A 1970 Ford XW Falcon GT-HO Phase II snagged an impressive $414,000 when it crossed the auction block in Wellington, New Zealand on March 20. That’s a considerable sum for a 50-year-old Australian muscle car, which is why the sale raised many eyebrows. Making it even more impressive was the fact the Ford Falcon was accompanied by 23 other high-under, rare vehicles like Rolls-Royces, Ferraris, Porsches, and Jaguars. One would have expected those other cars to overshadow the Falcon.
Learn here why a New Zealand man wrecked his Ford GT40.
For anyone who’s been paying close attention to the Australian muscle car collector market, this auction wasn’t much of a surprise. Not too long ago, a Falcon GT-HO Phase III sold for $1.15 million at an Australian auction. In fact, Webb’s, the auction house which sold the Ford in question on March 20, had estimated it would hammer between $400,000 and $450,000.
With Australian muscle cars no more, collectors and enthusiasts are willing to fork over large amounts to own the classic models which are left. How automakers can look at the island nation and not realize there’s still demand for muscle cars is beyond us, but we know the automotive market in the Land Down Under has become ridiculously complicated in recent years.
This particular car presented excellently, helping to fuel considerable interest.

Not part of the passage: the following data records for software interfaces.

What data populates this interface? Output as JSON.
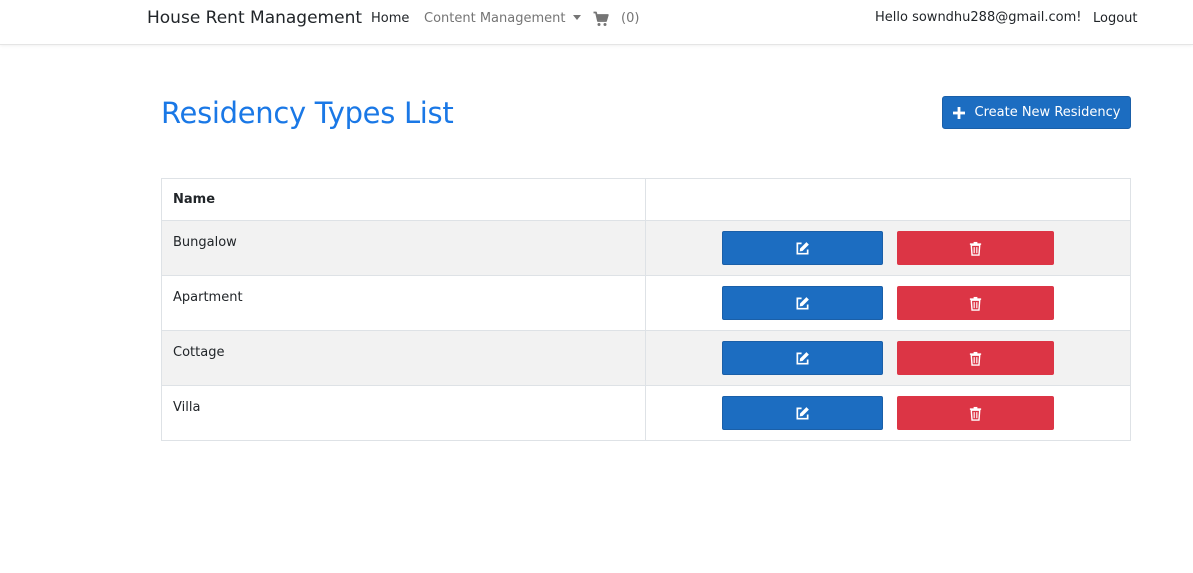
{
  "navbar": {
    "brand": "House Rent Management",
    "home": "Home",
    "content_management": "Content Management",
    "cart_icon": "shopping-cart-icon",
    "cart_count": "(0)",
    "greeting": "Hello sowndhu288@gmail.com!",
    "logout": "Logout"
  },
  "main": {
    "title": "Residency Types List",
    "create_button": {
      "label": "Create New Residency",
      "icon": "plus-icon"
    }
  },
  "table": {
    "headers": [
      "Name",
      ""
    ],
    "rows": [
      {
        "name": "Bungalow",
        "edit_icon": "edit-icon",
        "delete_icon": "trash-icon"
      },
      {
        "name": "Apartment",
        "edit_icon": "edit-icon",
        "delete_icon": "trash-icon"
      },
      {
        "name": "Cottage",
        "edit_icon": "edit-icon",
        "delete_icon": "trash-icon"
      },
      {
        "name": "Villa",
        "edit_icon": "edit-icon",
        "delete_icon": "trash-icon"
      }
    ]
  },
  "colors": {
    "title": "#1a78e6",
    "primary_button": "#1c6dc1",
    "danger_button": "#dc3545",
    "stripe": "#f2f2f2"
  }
}
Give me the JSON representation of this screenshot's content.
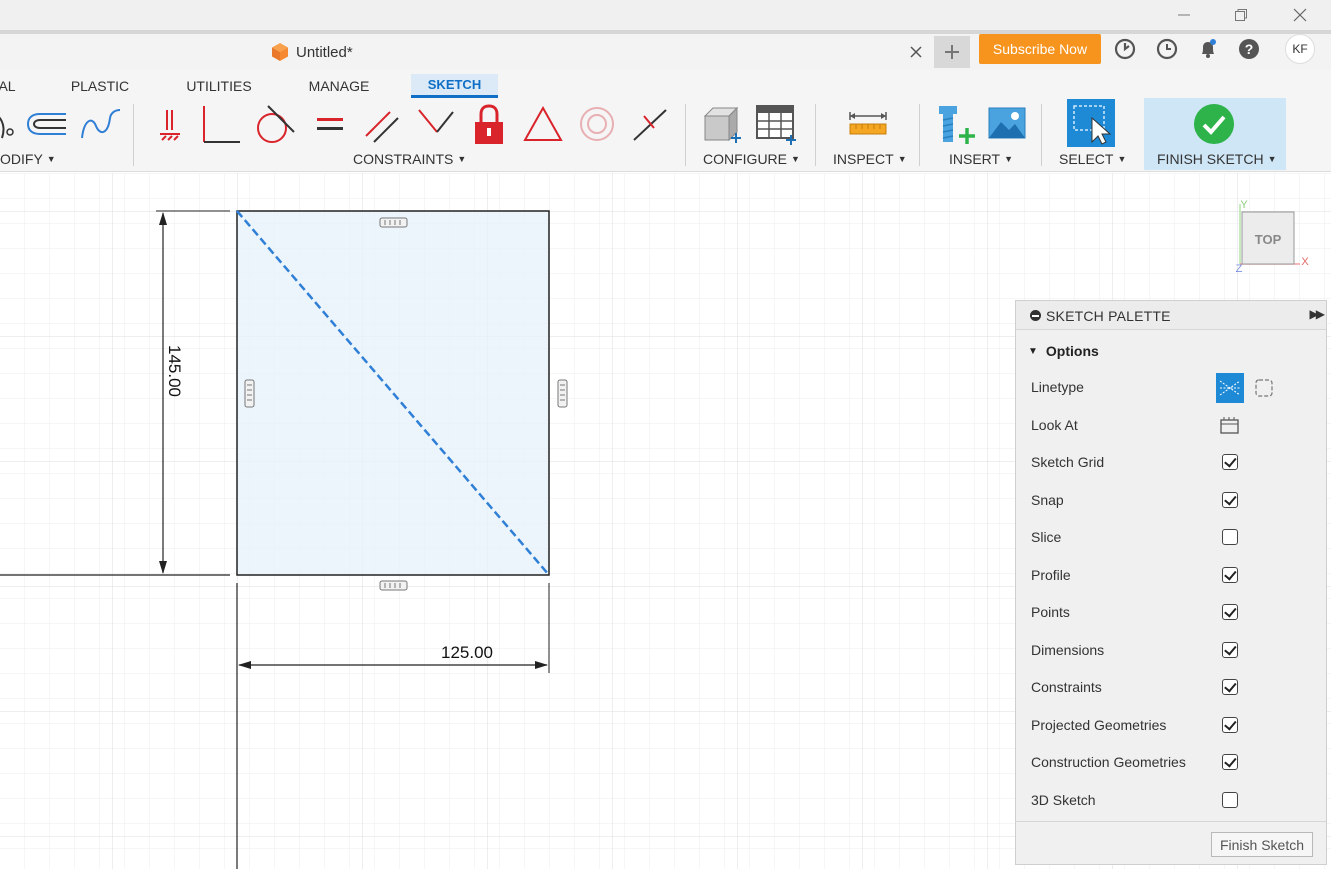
{
  "document": {
    "title": "Untitled*"
  },
  "header": {
    "subscribe_label": "Subscribe Now",
    "avatar_initials": "KF"
  },
  "ribbon_tabs": [
    {
      "label": "AL"
    },
    {
      "label": "PLASTIC"
    },
    {
      "label": "UTILITIES"
    },
    {
      "label": "MANAGE"
    },
    {
      "label": "SKETCH",
      "active": true
    }
  ],
  "toolbar": {
    "groups": {
      "modify": "ODIFY",
      "constraints": "CONSTRAINTS",
      "configure": "CONFIGURE",
      "inspect": "INSPECT",
      "insert": "INSERT",
      "select": "SELECT",
      "finish_sketch": "FINISH SKETCH"
    }
  },
  "sketch": {
    "dimension_vertical": "145.00",
    "dimension_horizontal": "125.00"
  },
  "viewcube": {
    "face": "TOP",
    "axis_x": "X",
    "axis_y": "Y",
    "axis_z": "Z"
  },
  "palette": {
    "title": "SKETCH PALETTE",
    "section": "Options",
    "linetype_label": "Linetype",
    "look_at_label": "Look At",
    "options": [
      {
        "label": "Sketch Grid",
        "checked": true
      },
      {
        "label": "Snap",
        "checked": true
      },
      {
        "label": "Slice",
        "checked": false
      },
      {
        "label": "Profile",
        "checked": true
      },
      {
        "label": "Points",
        "checked": true
      },
      {
        "label": "Dimensions",
        "checked": true
      },
      {
        "label": "Constraints",
        "checked": true
      },
      {
        "label": "Projected Geometries",
        "checked": true
      },
      {
        "label": "Construction Geometries",
        "checked": true
      },
      {
        "label": "3D Sketch",
        "checked": false
      }
    ],
    "finish_button": "Finish Sketch"
  },
  "colors": {
    "accent": "#0f6fc6",
    "subscribe": "#f7941d",
    "constraint_red": "#d9242b",
    "finish_green": "#2db34a",
    "construction_line": "#2f7fd6"
  }
}
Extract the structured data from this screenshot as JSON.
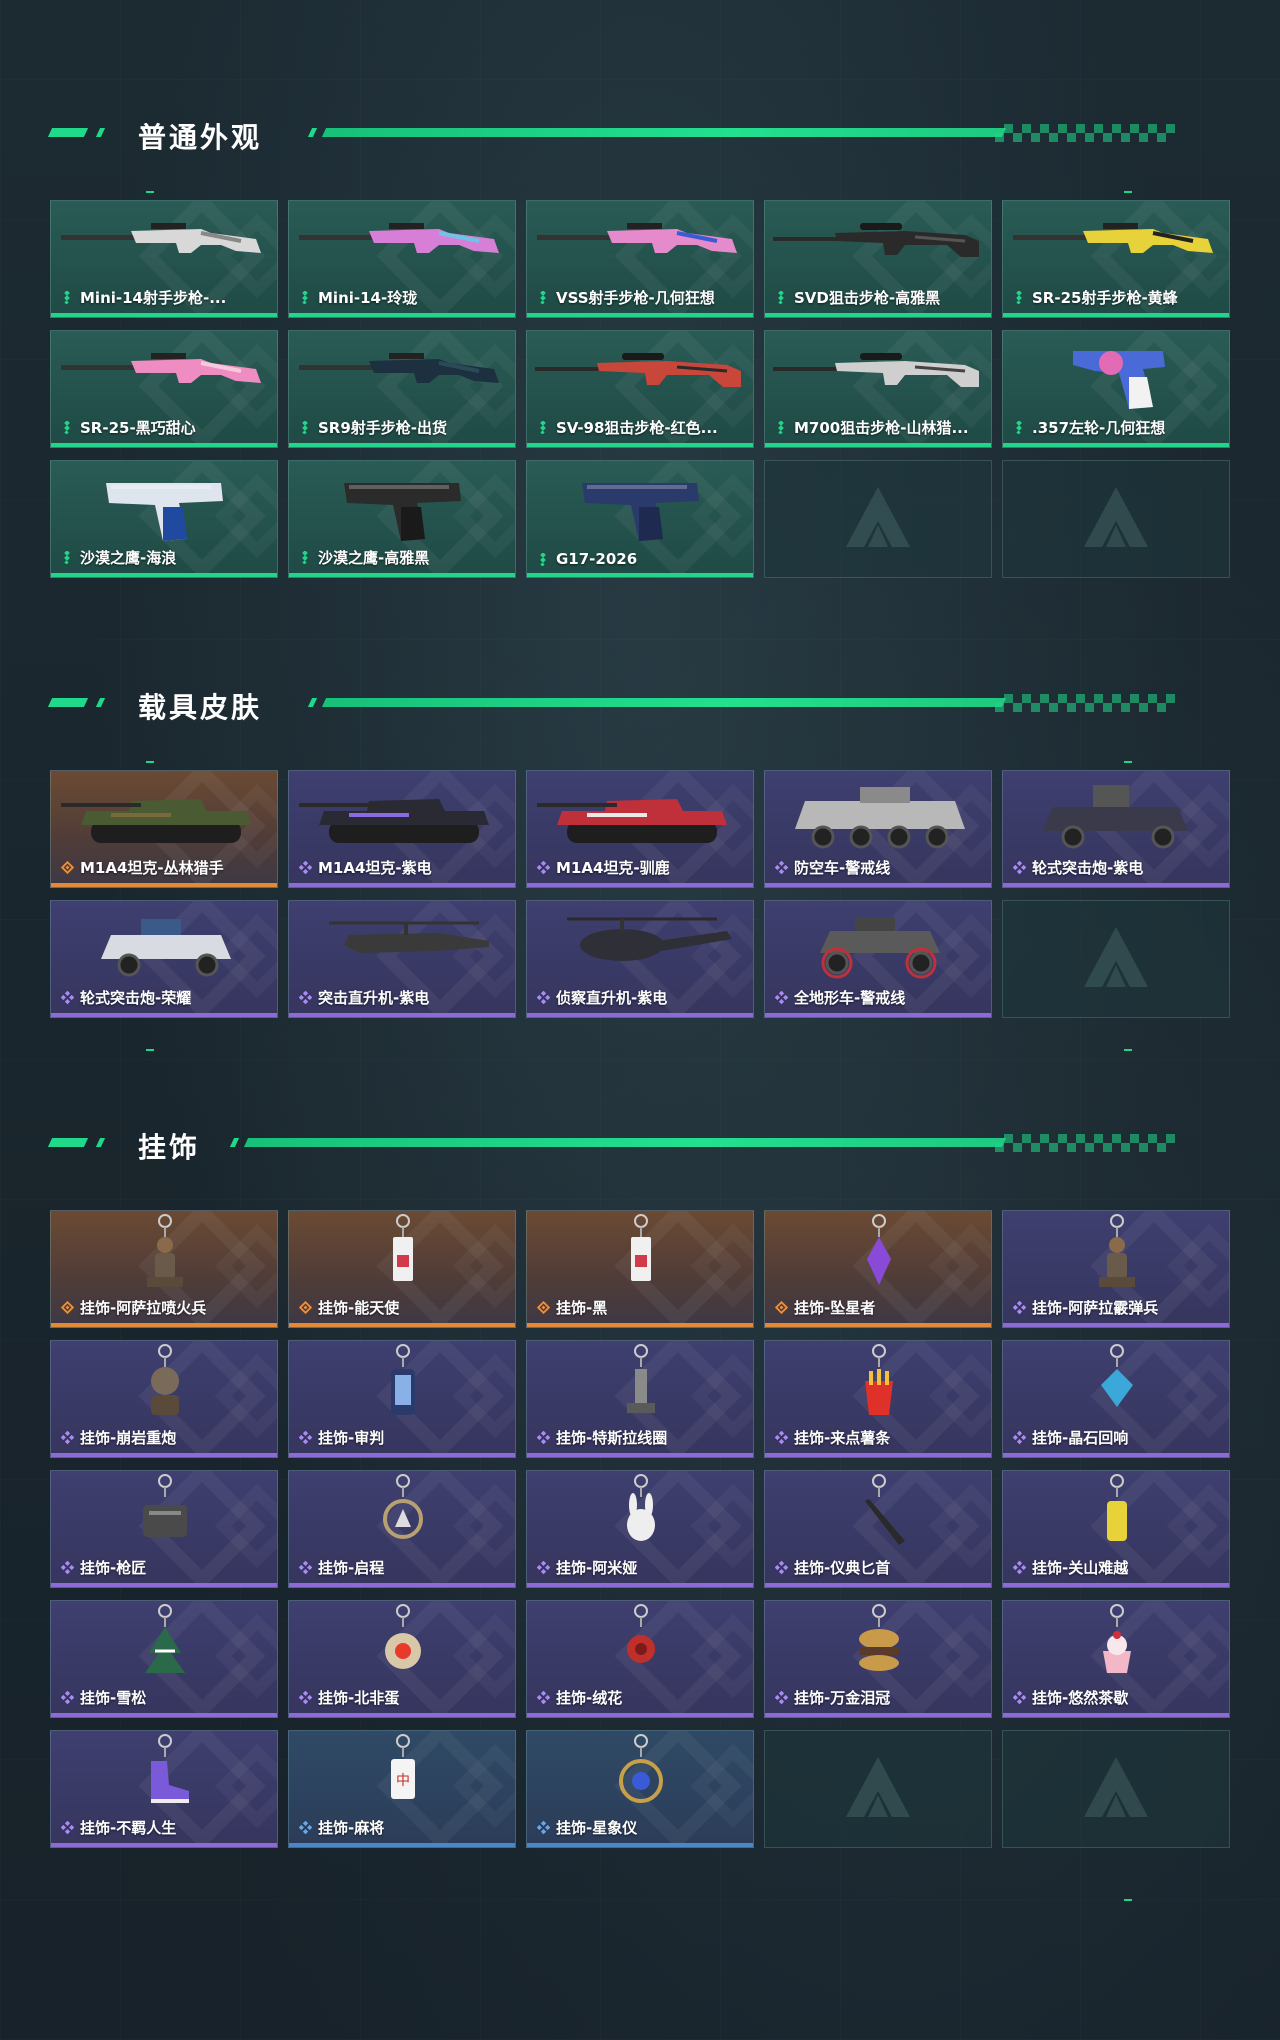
{
  "sections": [
    {
      "title": "普通外观",
      "items": [
        {
          "label": "Mini-14射手步枪-...",
          "rarity": "green",
          "art": "rifle-white"
        },
        {
          "label": "Mini-14-玲珑",
          "rarity": "green",
          "art": "rifle-pastel"
        },
        {
          "label": "VSS射手步枪-几何狂想",
          "rarity": "green",
          "art": "vss-pink"
        },
        {
          "label": "SVD狙击步枪-高雅黑",
          "rarity": "green",
          "art": "sniper-black"
        },
        {
          "label": "SR-25射手步枪-黄蜂",
          "rarity": "green",
          "art": "rifle-yellow"
        },
        {
          "label": "SR-25-黑巧甜心",
          "rarity": "green",
          "art": "rifle-pink"
        },
        {
          "label": "SR9射手步枪-出货",
          "rarity": "green",
          "art": "rifle-teal"
        },
        {
          "label": "SV-98狙击步枪-红色...",
          "rarity": "green",
          "art": "sniper-red"
        },
        {
          "label": "M700狙击步枪-山林猎...",
          "rarity": "green",
          "art": "sniper-white"
        },
        {
          "label": ".357左轮-几何狂想",
          "rarity": "green",
          "art": "revolver"
        },
        {
          "label": "沙漠之鹰-海浪",
          "rarity": "green",
          "art": "pistol-blue"
        },
        {
          "label": "沙漠之鹰-高雅黑",
          "rarity": "green",
          "art": "pistol-black"
        },
        {
          "label": "G17-2026",
          "rarity": "green",
          "art": "pistol-navy"
        },
        {
          "empty": true
        },
        {
          "empty": true
        }
      ]
    },
    {
      "title": "载具皮肤",
      "items": [
        {
          "label": "M1A4坦克-丛林猎手",
          "rarity": "orange",
          "art": "tank-camo"
        },
        {
          "label": "M1A4坦克-紫电",
          "rarity": "purple",
          "art": "tank-dark"
        },
        {
          "label": "M1A4坦克-驯鹿",
          "rarity": "purple",
          "art": "tank-red"
        },
        {
          "label": "防空车-警戒线",
          "rarity": "purple",
          "art": "apc"
        },
        {
          "label": "轮式突击炮-紫电",
          "rarity": "purple",
          "art": "buggy-dark"
        },
        {
          "label": "轮式突击炮-荣耀",
          "rarity": "purple",
          "art": "buggy-white"
        },
        {
          "label": "突击直升机-紫电",
          "rarity": "purple",
          "art": "heli-attack"
        },
        {
          "label": "侦察直升机-紫电",
          "rarity": "purple",
          "art": "heli-scout"
        },
        {
          "label": "全地形车-警戒线",
          "rarity": "purple",
          "art": "atv"
        },
        {
          "empty": true
        }
      ]
    },
    {
      "title": "挂饰",
      "items": [
        {
          "label": "挂饰-阿萨拉喷火兵",
          "rarity": "orange",
          "art": "charm-soldier"
        },
        {
          "label": "挂饰-能天使",
          "rarity": "orange",
          "art": "charm-card"
        },
        {
          "label": "挂饰-黑",
          "rarity": "orange",
          "art": "charm-card"
        },
        {
          "label": "挂饰-坠星者",
          "rarity": "orange",
          "art": "charm-crystal"
        },
        {
          "label": "挂饰-阿萨拉霰弹兵",
          "rarity": "purple",
          "art": "charm-soldier"
        },
        {
          "label": "挂饰-崩岩重炮",
          "rarity": "purple",
          "art": "charm-bust"
        },
        {
          "label": "挂饰-审判",
          "rarity": "purple",
          "art": "charm-phone"
        },
        {
          "label": "挂饰-特斯拉线圈",
          "rarity": "purple",
          "art": "charm-coil"
        },
        {
          "label": "挂饰-来点薯条",
          "rarity": "purple",
          "art": "charm-fries"
        },
        {
          "label": "挂饰-晶石回响",
          "rarity": "purple",
          "art": "charm-gem"
        },
        {
          "label": "挂饰-枪匠",
          "rarity": "purple",
          "art": "charm-bag"
        },
        {
          "label": "挂饰-启程",
          "rarity": "purple",
          "art": "charm-medal"
        },
        {
          "label": "挂饰-阿米娅",
          "rarity": "purple",
          "art": "charm-bunny"
        },
        {
          "label": "挂饰-仪典匕首",
          "rarity": "purple",
          "art": "charm-knife"
        },
        {
          "label": "挂饰-关山难越",
          "rarity": "purple",
          "art": "charm-can"
        },
        {
          "label": "挂饰-雪松",
          "rarity": "purple",
          "art": "charm-tree"
        },
        {
          "label": "挂饰-北非蛋",
          "rarity": "purple",
          "art": "charm-plate"
        },
        {
          "label": "挂饰-绒花",
          "rarity": "purple",
          "art": "charm-flower"
        },
        {
          "label": "挂饰-万金泪冠",
          "rarity": "purple",
          "art": "charm-burger"
        },
        {
          "label": "挂饰-悠然茶歇",
          "rarity": "purple",
          "art": "charm-cake"
        },
        {
          "label": "挂饰-不羁人生",
          "rarity": "purple",
          "art": "charm-shoe"
        },
        {
          "label": "挂饰-麻将",
          "rarity": "blue",
          "art": "charm-mahjong"
        },
        {
          "label": "挂饰-星象仪",
          "rarity": "blue",
          "art": "charm-orb"
        },
        {
          "empty": true
        },
        {
          "empty": true
        }
      ]
    }
  ],
  "colors": {
    "accent_green": "#20d98a",
    "rarity_green": "#22d58a",
    "rarity_purple": "#8d6bd6",
    "rarity_orange": "#e08a3a",
    "rarity_blue": "#4b86c9"
  }
}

With a deep shine to the Reef Metallic paint, crisp brightwork, and the telltale “Super Roo” stickers, plus a Dark Saddle interior, it’s easy to see why so many people fantasize about sticking this classic in their collection.
When the Ford XW Falcon GT-HO Phase II first debuted, it was hailed as the fastest sedan in the world. Considering it was a homologation car, that’s not too surprising. At the heart of this car is a 351ci Windsor V8, supplying plenty of power. A limited-slip differential, 36-gallon fuel tank, and more gauges than other factory Falcons helped with performance. While the factory-claimed 14.4-second quarter mile isn’t anything to get excited about these days, that was the pride of Australians for some time. Some still consider it to be a true supercar.